The distinctive allegorical etchings of Vernon Hill are all now scarce. His highly evocative work appears to have evolved entirely independently from the trends of his time, although overtones of the mysticism which so influenced Frederick Carter and Austin Osman Spare can be traced in some of his works.
Born in Yorkshire, Vernon Hill was apprenticed to a trade lithographer at the age of thirteen and by the age of twenty-one he was working under the illustrator and poster designer John Hassall. He became a sculptor in wood, ivory and bronze, a draughtsman, lithographer, etcher and engraver. In 1911 Vernon Hill produced his own remarkable series of illustrations for the New Inferno by S. Phillips and these were soon followed by an equally extraordinary group of works for Ballads Weird and Wonderful by R. Chope (1912). All of this early work revealed a sculptorís understanding of form, combined with a strong feeling for art nouveau design.
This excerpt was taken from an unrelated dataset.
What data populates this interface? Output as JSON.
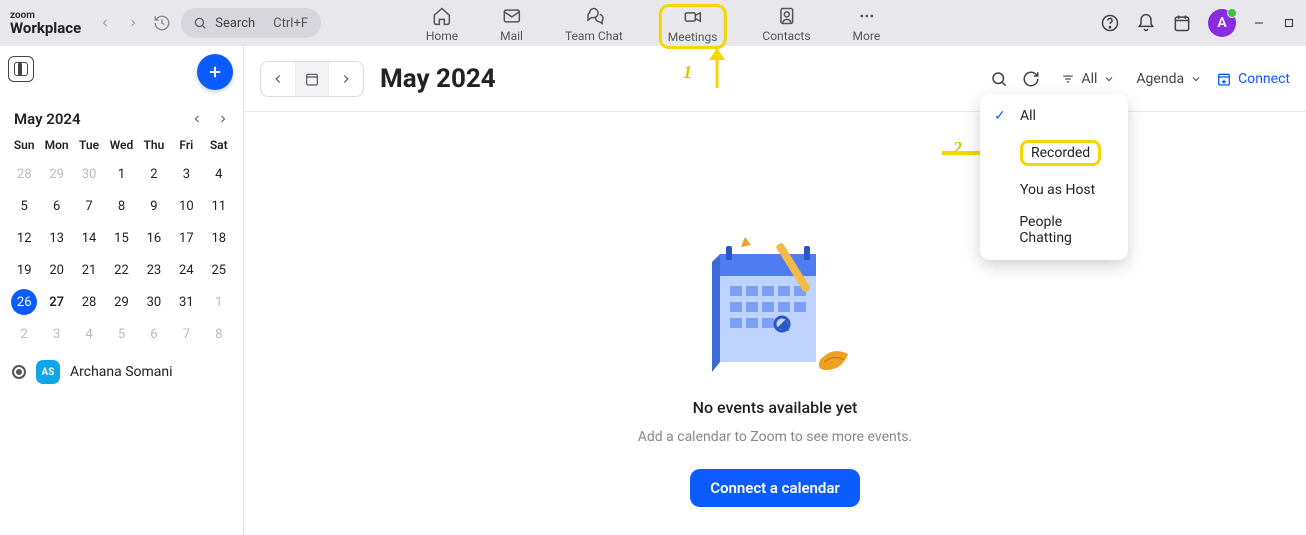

Relatively few of Vernon Hillís etchings are known, as few were ever issued in formal editions. Those which were published during the 1920ís and 1930ís were released in editions which rarely exceeded 25 proof impressions.